The NCAA attempted to send a powerful message to Penn State and the rest of college football with the severe penalties handed out in reaction to the child sexual abuse scandal at Penn State.
We understand the NCAA's motives and believe that those involved in the scandal should face criminal charges. But this is a legal issue that should be handled by the criminal justice system not the athletic sanctioning body.
The NCAA penalties reached beyond the traditional sanctions for violating its rules, and held Penn State responsible for failing to protect children.
That conclusion is based on the evidence at hand an investigation headed by former FBI Director Louis Freeh and the trial of convicted child abuser Jerry Sandusky, the former Penn State defensive coach.

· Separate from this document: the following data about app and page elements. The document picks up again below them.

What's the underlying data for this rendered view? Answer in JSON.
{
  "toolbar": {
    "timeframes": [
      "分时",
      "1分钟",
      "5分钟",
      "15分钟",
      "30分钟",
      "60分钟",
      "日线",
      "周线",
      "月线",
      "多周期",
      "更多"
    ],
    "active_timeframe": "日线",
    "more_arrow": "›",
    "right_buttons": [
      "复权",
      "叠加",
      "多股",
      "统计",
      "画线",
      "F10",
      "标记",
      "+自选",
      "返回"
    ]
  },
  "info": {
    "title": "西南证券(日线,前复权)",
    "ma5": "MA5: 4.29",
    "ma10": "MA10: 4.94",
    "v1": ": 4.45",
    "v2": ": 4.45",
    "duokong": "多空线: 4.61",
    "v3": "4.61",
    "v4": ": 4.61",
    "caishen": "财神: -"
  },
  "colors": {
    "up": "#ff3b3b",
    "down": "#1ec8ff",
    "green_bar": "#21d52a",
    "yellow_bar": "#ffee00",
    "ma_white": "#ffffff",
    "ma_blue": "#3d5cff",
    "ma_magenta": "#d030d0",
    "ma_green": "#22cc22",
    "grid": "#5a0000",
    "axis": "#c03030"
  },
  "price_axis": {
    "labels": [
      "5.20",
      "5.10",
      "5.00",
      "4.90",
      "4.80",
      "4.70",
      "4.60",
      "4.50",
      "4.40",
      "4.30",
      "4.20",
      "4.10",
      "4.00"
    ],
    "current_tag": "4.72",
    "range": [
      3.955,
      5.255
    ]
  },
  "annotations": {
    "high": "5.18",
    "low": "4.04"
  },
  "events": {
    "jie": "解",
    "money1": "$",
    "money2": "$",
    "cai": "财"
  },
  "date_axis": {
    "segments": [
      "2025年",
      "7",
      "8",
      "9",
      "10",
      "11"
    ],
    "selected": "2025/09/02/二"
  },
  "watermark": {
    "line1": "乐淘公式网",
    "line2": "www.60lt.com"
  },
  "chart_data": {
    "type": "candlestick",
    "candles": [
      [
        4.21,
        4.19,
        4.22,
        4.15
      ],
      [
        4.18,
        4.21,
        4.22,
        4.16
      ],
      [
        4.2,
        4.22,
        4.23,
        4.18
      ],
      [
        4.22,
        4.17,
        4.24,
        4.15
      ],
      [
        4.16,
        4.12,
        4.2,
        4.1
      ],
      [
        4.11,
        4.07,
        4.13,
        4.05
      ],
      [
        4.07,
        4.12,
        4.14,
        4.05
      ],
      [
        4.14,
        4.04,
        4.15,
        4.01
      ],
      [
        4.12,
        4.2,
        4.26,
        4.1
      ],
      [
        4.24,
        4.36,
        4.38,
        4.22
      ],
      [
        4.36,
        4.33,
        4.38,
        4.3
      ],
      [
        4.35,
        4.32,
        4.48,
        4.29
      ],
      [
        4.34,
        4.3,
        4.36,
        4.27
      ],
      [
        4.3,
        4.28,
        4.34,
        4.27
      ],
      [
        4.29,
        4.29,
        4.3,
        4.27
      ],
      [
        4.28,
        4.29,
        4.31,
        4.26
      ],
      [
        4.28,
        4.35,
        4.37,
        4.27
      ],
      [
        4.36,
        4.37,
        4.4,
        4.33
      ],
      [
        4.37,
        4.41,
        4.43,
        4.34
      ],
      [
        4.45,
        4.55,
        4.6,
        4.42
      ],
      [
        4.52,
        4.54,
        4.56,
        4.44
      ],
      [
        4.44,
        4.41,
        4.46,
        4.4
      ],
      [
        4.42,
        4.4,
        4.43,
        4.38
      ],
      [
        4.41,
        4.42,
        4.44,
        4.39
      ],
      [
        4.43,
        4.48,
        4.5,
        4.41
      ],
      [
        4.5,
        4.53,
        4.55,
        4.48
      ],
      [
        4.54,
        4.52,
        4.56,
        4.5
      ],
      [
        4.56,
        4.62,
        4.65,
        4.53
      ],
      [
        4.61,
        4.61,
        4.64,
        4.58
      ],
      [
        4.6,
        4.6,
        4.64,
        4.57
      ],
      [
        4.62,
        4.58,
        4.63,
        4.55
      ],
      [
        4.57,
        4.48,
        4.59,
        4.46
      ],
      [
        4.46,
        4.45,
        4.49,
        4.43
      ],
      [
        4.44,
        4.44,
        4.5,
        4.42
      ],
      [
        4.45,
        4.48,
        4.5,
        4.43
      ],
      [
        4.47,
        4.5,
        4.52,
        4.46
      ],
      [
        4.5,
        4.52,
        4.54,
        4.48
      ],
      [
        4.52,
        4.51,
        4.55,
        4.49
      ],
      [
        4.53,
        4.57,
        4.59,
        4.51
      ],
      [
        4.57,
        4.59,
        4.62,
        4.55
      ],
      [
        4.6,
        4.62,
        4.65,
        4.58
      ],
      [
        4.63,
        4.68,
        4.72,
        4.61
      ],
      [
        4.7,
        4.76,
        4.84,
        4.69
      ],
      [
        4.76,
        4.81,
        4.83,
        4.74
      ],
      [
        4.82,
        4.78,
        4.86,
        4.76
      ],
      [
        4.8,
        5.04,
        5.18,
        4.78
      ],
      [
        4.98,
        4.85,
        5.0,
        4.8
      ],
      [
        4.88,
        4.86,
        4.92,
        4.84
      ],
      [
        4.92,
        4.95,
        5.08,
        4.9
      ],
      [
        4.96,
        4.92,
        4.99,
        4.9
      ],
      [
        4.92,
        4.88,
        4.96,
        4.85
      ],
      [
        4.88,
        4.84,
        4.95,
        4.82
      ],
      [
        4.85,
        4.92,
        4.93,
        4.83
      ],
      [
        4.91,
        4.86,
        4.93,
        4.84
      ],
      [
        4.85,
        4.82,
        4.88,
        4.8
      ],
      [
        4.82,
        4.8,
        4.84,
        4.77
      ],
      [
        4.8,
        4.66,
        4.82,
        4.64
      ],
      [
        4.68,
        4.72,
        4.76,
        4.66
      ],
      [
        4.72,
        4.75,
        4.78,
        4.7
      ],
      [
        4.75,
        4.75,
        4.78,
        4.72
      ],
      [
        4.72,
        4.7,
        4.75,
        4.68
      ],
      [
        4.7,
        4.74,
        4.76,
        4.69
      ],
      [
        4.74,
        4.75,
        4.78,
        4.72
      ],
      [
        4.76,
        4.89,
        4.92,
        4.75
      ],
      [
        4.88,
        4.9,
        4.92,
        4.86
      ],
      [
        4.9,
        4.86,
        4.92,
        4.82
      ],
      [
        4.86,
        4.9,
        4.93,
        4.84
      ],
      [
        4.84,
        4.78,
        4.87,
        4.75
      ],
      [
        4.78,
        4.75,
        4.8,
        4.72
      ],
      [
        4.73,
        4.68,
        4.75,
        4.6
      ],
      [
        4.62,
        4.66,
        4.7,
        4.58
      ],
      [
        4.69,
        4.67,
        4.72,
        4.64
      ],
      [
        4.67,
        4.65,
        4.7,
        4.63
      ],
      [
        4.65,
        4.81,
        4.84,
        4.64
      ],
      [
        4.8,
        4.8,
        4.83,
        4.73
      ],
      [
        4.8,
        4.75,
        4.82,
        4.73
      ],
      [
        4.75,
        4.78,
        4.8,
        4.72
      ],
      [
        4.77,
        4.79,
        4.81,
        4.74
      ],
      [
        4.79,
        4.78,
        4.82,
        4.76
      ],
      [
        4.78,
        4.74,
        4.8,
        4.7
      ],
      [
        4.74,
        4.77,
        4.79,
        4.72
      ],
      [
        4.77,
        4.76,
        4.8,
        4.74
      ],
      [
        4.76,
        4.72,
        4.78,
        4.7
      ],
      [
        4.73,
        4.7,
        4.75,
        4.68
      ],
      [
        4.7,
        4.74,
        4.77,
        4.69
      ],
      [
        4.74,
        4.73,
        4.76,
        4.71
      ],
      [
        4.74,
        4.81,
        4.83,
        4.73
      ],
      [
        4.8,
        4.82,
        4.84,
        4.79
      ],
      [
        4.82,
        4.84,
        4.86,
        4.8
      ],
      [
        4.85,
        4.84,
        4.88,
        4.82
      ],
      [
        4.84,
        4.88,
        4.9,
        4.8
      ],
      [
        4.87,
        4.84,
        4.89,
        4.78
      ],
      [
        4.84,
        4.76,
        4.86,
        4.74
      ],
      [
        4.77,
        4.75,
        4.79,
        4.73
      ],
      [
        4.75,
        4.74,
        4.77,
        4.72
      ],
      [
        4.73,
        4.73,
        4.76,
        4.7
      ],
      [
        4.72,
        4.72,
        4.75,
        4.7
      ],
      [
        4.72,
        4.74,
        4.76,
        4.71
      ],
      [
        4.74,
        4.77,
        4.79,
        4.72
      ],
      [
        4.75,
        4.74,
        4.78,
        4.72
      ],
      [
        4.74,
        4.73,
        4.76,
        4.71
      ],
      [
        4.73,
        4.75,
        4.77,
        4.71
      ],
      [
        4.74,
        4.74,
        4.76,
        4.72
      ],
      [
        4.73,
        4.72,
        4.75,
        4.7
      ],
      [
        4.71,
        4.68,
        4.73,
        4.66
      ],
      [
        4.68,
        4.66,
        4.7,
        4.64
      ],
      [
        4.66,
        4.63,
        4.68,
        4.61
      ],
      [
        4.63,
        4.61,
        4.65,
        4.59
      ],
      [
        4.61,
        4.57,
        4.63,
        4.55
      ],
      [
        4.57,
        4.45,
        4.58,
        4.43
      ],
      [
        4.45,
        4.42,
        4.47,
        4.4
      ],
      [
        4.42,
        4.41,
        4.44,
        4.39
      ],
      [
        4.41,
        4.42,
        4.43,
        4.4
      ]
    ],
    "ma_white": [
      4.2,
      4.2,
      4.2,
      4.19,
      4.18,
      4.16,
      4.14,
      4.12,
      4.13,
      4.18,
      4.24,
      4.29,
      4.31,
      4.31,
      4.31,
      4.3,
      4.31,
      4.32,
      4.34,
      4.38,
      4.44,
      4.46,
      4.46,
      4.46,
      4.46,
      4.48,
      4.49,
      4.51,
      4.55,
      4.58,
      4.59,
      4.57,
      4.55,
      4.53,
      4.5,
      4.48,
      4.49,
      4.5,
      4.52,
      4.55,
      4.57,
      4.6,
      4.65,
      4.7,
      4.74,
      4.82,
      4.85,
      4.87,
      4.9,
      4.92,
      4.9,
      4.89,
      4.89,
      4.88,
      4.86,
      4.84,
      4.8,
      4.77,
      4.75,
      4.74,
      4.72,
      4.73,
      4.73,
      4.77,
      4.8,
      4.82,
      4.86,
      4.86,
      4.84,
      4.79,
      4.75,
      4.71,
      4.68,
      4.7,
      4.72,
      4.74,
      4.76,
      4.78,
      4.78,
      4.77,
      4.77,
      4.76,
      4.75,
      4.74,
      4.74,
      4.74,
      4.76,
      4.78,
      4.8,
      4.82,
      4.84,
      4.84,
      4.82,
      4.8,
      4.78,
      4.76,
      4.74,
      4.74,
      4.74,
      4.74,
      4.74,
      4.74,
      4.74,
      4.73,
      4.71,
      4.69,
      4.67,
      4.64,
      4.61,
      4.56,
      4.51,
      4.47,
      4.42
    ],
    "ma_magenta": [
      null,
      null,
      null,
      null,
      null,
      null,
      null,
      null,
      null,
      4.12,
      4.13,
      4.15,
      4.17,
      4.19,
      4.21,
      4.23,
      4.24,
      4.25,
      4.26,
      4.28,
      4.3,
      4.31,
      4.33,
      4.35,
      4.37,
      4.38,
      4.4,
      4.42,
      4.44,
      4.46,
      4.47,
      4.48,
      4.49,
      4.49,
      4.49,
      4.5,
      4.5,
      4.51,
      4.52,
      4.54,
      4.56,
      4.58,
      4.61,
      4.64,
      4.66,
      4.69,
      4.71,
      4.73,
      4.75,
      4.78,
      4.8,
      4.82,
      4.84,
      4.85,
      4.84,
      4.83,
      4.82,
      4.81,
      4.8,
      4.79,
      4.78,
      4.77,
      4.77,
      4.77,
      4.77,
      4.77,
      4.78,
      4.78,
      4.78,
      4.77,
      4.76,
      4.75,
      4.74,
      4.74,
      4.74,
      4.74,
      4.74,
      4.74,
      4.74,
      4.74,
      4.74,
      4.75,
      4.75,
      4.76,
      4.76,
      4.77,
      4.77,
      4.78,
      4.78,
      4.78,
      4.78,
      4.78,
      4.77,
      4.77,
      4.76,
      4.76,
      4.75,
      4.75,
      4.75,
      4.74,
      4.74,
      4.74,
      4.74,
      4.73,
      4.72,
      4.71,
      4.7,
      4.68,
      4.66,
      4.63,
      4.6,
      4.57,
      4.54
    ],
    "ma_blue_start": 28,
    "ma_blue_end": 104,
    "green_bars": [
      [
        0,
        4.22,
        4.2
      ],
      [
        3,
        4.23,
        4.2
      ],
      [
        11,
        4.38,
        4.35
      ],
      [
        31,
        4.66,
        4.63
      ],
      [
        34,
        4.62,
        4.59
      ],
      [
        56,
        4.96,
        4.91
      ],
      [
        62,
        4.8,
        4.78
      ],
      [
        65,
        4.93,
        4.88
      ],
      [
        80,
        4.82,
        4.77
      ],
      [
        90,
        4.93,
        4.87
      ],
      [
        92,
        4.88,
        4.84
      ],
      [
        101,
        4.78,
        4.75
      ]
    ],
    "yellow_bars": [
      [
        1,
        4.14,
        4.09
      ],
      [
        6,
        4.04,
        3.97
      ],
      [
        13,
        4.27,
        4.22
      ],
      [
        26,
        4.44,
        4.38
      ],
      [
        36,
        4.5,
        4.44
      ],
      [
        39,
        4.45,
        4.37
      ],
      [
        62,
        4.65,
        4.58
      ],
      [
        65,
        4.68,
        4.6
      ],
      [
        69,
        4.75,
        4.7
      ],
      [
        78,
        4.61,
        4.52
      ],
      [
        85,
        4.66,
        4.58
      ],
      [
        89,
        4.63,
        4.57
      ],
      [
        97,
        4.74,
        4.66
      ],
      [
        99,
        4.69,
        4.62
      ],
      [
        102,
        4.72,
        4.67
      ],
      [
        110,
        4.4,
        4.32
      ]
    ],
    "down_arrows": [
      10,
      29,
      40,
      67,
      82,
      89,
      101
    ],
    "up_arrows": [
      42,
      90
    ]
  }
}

But we question the NCAA's authority to punish the football program for the criminal activity of Sandusky and those who are alleged to have covered for him. Those implicated in the Freeh report should have their day in court.
Assuming the Freeh report's conclusions are corroborated in court, those involved in allowing Sandusky to continue abusing children should receive the harshest criminal penalties possible. The legal system will ultimately deal with them, as it has already done in Sandusky's case. He was convicted on 45 counts of child sex abuse. There also will be civil suits against Penn State brought by many of the victims.
The NCAA sanctions include fining Penn State $60 million, instituting a four-year ban on bowl game appearances, taking away scholarships and forcing the university to forfeit victories going back to 1998. The last sanction was a direct shot at the legacy of the late coach Joe Paterno, who was involved in the cover-up according to Freeh.
"Football will never again be placed ahead of educating, nurturing and protecting young people," said NCAA President Mark Emmert, adding that the university must be held to high standards of honesty and integrity.
We find it quite self-serving for the NCAA, which has promoted college athletics to the level that allows football and basketball programs to be more significant on college campuses than academics, to now act as if it had no role in the misguided direction college sports has taken. The NCAA has encouraged big-time, high-dollar college athletics, and now is trying to do damage control in the wake of the Sandusky case.
Penn State football became bigger than anything on its campus, including protecting children. That allowed Sandusky to repeat his terrible abuse over many years. Those who allowed him to continue must be held responsible.
It's time for the criminal justice system to act.